*YOUR ASSIGNMENT*: Give the count of lines that hold the word "content" in this listing, with nothing added.

BEGIN RECORDS TO PROCESS

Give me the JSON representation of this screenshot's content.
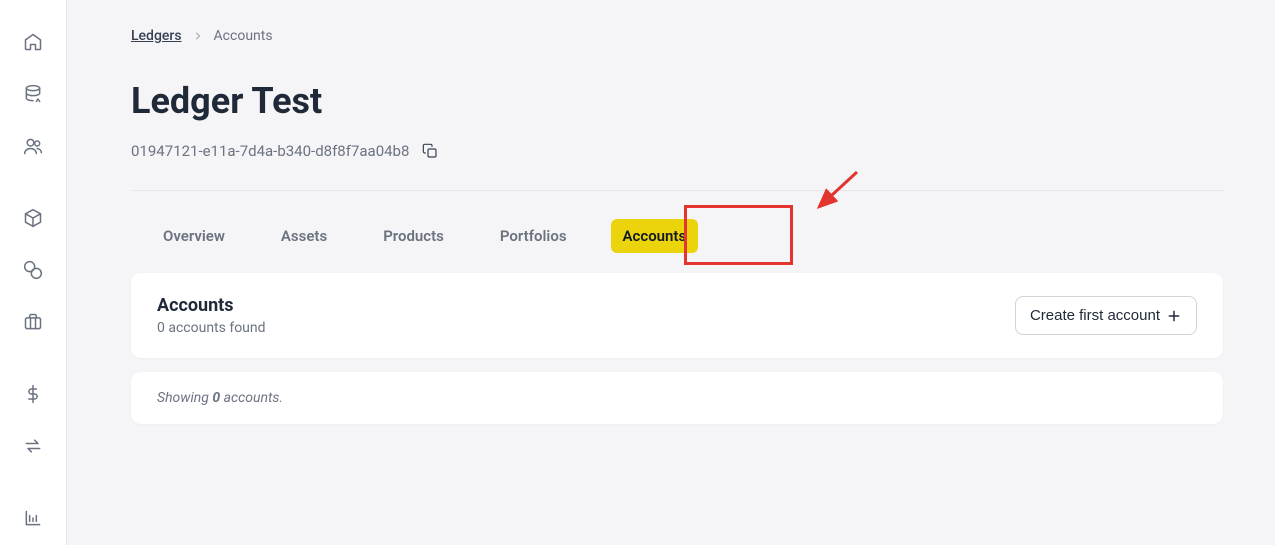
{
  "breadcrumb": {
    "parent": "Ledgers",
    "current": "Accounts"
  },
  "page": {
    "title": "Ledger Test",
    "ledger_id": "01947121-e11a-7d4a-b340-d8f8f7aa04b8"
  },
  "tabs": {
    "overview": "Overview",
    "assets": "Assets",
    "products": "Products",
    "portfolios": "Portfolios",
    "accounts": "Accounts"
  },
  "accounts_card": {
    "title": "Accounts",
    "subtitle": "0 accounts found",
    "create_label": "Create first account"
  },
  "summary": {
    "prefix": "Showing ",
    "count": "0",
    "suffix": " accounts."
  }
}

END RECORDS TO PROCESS
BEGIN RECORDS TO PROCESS

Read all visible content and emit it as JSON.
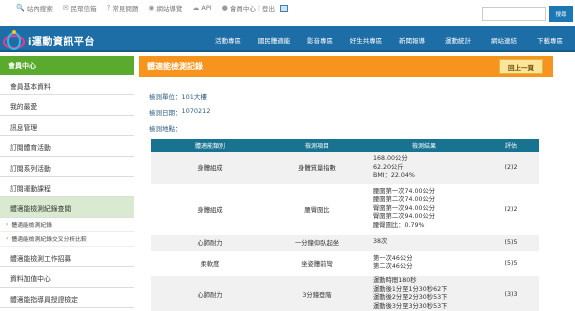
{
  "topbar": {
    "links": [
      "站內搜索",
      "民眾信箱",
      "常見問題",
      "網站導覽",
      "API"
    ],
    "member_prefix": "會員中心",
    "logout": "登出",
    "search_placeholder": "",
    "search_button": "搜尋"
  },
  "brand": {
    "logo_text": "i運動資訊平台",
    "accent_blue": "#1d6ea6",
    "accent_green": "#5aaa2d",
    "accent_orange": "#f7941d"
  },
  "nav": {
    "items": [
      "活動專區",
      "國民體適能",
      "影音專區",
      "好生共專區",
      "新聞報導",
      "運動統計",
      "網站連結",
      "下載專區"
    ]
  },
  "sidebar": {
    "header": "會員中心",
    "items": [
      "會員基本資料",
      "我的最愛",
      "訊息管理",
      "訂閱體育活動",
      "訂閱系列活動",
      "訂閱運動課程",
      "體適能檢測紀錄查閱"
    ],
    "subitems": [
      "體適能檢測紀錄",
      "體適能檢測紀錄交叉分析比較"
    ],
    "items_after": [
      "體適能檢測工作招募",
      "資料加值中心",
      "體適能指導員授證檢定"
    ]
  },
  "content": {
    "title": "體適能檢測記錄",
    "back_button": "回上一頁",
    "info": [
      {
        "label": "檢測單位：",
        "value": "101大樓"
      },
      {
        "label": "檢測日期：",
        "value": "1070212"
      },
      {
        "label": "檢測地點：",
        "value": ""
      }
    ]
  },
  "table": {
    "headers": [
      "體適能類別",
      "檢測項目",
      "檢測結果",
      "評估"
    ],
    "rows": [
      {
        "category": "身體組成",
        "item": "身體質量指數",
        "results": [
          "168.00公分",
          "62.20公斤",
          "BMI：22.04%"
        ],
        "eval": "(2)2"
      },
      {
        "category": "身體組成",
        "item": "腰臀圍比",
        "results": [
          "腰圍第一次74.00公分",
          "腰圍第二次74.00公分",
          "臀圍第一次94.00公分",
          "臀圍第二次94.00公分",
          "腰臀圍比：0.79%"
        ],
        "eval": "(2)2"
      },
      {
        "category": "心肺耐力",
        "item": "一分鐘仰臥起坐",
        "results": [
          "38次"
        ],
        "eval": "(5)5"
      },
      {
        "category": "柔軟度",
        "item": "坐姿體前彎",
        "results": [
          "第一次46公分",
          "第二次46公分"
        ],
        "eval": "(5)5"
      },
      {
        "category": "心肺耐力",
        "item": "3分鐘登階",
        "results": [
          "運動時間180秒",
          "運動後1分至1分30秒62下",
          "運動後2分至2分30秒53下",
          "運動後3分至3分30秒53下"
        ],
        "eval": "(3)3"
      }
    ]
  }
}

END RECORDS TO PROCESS

*EXERCISE RESULT*: 3